◆ THE PROBLEM
In the entries that follow, find each line with the word "Games" and copy it.

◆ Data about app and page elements
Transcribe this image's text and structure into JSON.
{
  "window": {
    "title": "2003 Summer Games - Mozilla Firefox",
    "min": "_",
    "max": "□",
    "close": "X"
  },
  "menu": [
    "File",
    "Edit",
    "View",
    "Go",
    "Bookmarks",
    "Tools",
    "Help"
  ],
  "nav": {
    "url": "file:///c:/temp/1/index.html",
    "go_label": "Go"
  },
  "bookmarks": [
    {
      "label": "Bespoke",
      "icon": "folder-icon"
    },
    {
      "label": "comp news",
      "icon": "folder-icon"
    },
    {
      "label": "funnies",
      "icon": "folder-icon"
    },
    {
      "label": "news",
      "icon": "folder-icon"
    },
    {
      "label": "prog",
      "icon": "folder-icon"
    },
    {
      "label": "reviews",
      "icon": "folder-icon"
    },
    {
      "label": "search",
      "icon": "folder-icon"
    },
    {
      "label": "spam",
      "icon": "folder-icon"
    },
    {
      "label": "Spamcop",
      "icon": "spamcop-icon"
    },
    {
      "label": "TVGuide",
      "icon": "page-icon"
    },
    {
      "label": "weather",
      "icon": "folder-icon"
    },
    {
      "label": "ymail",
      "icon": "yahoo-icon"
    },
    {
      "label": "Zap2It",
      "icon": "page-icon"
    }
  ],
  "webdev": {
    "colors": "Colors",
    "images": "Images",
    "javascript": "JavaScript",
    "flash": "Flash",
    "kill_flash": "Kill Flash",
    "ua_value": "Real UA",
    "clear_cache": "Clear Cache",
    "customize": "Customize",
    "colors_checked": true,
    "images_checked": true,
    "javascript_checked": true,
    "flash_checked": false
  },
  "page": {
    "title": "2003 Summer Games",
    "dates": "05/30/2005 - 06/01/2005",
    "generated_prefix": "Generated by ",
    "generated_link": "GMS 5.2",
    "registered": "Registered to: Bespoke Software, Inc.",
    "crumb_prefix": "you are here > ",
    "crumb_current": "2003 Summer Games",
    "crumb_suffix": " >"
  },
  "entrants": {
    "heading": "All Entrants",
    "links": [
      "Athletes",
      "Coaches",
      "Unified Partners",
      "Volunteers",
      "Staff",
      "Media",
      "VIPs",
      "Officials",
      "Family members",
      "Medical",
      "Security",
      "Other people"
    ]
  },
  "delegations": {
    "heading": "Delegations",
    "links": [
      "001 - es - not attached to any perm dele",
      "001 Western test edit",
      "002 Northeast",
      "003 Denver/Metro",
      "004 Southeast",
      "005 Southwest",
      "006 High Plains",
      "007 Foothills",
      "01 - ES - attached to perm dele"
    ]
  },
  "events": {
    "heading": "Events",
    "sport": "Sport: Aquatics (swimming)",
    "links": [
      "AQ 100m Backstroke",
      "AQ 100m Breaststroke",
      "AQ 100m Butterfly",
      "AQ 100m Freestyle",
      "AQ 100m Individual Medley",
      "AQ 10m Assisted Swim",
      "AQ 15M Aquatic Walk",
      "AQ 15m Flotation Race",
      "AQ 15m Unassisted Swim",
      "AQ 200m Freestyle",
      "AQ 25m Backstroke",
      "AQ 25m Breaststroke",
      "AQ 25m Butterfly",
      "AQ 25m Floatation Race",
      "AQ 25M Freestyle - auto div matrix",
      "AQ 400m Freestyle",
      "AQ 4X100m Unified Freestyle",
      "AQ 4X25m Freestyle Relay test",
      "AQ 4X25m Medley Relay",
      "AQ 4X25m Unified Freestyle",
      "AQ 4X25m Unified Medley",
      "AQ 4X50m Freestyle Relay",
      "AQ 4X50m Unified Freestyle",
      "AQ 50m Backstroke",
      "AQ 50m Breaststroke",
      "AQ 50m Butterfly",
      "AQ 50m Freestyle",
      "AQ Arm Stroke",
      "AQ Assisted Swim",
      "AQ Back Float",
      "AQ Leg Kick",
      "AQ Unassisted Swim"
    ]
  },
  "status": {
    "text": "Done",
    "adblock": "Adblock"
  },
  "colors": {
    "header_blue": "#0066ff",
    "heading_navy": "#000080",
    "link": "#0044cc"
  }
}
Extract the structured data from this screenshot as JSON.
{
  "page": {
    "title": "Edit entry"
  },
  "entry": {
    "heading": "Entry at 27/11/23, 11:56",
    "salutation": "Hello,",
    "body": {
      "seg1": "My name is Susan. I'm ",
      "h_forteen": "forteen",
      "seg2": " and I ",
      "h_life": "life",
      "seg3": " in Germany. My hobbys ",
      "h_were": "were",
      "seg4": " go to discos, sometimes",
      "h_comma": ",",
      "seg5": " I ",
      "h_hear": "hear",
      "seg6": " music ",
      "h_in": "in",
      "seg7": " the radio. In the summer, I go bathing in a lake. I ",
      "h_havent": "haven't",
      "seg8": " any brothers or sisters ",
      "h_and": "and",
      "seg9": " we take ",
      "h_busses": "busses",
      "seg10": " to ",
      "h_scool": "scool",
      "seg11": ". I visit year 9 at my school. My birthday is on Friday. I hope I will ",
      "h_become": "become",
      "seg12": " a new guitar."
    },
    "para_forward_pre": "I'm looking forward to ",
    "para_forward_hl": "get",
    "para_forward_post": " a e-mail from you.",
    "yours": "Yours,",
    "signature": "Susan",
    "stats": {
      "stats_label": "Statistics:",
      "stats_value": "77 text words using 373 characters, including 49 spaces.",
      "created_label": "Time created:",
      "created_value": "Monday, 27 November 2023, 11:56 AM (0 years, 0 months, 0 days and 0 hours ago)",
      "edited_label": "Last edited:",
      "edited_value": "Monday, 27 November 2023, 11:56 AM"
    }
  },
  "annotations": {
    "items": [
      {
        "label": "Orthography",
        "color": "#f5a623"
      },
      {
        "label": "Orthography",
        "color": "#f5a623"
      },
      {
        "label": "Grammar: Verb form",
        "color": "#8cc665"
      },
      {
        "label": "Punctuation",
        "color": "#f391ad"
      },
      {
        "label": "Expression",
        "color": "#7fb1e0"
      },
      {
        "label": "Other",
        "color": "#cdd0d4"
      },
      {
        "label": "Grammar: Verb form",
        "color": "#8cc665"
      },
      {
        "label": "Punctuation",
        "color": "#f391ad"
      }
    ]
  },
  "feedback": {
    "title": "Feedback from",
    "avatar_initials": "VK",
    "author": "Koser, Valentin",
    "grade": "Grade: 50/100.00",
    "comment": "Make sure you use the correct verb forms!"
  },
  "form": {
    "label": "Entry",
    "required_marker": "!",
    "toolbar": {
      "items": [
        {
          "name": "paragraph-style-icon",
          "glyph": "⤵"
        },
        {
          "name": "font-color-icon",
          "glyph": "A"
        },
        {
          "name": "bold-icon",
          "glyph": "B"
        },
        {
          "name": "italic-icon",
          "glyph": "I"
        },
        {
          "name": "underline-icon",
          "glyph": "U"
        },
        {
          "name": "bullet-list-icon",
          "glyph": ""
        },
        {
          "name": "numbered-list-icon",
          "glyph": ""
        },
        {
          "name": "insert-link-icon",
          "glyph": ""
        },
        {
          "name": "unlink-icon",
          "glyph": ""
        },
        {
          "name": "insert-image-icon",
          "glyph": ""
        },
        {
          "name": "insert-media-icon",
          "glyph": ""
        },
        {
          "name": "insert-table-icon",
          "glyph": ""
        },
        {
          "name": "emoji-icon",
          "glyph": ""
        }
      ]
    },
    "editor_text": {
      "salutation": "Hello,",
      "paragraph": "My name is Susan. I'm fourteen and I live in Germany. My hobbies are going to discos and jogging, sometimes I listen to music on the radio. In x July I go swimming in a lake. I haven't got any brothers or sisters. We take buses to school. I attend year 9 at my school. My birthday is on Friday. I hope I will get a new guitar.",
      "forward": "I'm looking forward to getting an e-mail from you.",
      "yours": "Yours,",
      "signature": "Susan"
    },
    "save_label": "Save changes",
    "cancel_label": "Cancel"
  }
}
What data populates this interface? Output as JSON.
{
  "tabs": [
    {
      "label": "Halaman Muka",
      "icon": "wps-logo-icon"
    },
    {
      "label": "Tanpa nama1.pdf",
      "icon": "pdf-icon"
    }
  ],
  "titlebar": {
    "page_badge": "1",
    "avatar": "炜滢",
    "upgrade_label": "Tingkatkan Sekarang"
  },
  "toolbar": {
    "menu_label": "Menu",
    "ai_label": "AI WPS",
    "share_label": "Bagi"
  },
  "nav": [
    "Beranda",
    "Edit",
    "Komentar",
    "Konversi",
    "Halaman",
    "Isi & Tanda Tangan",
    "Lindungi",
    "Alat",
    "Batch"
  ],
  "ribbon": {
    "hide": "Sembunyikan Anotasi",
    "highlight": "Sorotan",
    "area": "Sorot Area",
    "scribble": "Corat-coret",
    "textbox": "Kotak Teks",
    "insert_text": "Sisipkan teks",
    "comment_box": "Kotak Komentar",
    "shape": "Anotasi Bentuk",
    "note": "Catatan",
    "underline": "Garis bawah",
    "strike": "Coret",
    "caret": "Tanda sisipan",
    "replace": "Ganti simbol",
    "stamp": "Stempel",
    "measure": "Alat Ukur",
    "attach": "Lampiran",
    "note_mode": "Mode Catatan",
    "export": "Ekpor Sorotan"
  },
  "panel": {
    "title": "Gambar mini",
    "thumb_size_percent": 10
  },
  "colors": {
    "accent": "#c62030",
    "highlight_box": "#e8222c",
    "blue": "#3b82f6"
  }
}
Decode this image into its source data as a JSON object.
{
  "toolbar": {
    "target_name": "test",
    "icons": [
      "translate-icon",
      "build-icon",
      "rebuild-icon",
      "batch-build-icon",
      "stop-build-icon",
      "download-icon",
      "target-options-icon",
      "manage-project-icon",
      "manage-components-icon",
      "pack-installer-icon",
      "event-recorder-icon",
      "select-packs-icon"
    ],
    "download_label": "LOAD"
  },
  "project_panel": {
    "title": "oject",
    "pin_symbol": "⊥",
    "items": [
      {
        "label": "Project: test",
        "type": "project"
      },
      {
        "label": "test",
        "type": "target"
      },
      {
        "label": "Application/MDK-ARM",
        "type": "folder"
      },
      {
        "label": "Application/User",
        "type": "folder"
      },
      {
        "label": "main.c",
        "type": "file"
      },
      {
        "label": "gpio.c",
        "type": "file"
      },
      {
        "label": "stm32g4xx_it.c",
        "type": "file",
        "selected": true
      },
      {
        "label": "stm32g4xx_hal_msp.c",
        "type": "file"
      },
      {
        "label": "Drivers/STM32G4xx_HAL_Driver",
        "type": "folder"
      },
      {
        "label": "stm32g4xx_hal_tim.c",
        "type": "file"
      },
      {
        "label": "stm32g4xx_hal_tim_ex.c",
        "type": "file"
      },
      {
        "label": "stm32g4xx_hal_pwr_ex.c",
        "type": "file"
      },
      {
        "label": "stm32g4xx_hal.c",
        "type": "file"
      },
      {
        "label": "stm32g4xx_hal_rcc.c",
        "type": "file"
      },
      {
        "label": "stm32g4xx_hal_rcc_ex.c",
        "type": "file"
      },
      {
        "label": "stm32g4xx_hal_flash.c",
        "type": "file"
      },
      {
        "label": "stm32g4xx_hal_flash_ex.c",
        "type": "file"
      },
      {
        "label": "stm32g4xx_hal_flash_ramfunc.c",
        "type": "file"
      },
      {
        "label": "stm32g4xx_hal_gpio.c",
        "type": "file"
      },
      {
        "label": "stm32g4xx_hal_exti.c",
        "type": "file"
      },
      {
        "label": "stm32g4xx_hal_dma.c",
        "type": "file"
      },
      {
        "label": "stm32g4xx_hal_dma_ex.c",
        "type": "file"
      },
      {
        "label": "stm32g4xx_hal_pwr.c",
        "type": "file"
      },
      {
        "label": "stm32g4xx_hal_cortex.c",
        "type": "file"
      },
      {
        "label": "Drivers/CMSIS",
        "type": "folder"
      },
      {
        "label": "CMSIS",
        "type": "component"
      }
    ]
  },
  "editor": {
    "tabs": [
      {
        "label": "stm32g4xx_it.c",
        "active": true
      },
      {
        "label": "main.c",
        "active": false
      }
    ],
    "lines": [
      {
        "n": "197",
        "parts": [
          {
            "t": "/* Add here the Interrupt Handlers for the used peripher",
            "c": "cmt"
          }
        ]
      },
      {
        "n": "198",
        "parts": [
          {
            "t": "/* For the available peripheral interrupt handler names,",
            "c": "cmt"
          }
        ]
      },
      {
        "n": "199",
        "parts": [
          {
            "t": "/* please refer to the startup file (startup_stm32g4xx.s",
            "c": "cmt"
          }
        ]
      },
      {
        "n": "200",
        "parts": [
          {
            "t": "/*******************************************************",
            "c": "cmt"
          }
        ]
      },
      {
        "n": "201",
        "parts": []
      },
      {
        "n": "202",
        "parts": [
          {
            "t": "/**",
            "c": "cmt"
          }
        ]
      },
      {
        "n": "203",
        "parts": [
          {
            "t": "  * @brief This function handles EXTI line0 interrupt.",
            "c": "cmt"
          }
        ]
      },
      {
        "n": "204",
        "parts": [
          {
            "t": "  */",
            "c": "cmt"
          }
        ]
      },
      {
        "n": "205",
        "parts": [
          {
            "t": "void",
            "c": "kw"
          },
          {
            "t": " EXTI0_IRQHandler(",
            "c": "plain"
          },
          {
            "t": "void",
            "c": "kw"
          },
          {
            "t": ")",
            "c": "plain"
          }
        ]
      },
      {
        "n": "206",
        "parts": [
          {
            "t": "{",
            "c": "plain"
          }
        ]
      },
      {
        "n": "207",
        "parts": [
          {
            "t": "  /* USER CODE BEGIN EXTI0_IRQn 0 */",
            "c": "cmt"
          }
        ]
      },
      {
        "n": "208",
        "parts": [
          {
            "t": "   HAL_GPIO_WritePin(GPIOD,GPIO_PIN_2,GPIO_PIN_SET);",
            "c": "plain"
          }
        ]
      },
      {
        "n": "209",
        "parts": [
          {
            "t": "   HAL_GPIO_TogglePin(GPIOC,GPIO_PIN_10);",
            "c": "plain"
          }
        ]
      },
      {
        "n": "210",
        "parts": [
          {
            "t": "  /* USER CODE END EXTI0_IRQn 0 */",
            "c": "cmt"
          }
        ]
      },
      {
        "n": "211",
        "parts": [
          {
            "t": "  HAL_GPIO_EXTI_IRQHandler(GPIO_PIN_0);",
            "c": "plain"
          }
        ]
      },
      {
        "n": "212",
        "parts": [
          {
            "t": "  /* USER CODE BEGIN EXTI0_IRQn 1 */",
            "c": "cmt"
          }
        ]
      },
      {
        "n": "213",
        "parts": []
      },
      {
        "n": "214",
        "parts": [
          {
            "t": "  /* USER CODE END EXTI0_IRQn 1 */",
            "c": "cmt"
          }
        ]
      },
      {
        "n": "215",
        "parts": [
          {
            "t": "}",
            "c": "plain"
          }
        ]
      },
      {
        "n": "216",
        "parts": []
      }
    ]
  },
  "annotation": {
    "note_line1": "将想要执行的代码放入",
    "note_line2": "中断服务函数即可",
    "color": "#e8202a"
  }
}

◆ WRITTEN SOLUTION
    "title": "2003 Summer Games - Mozilla Firefox",
    "title": "2003 Summer Games",
    "crumb_current": "2003 Summer Games",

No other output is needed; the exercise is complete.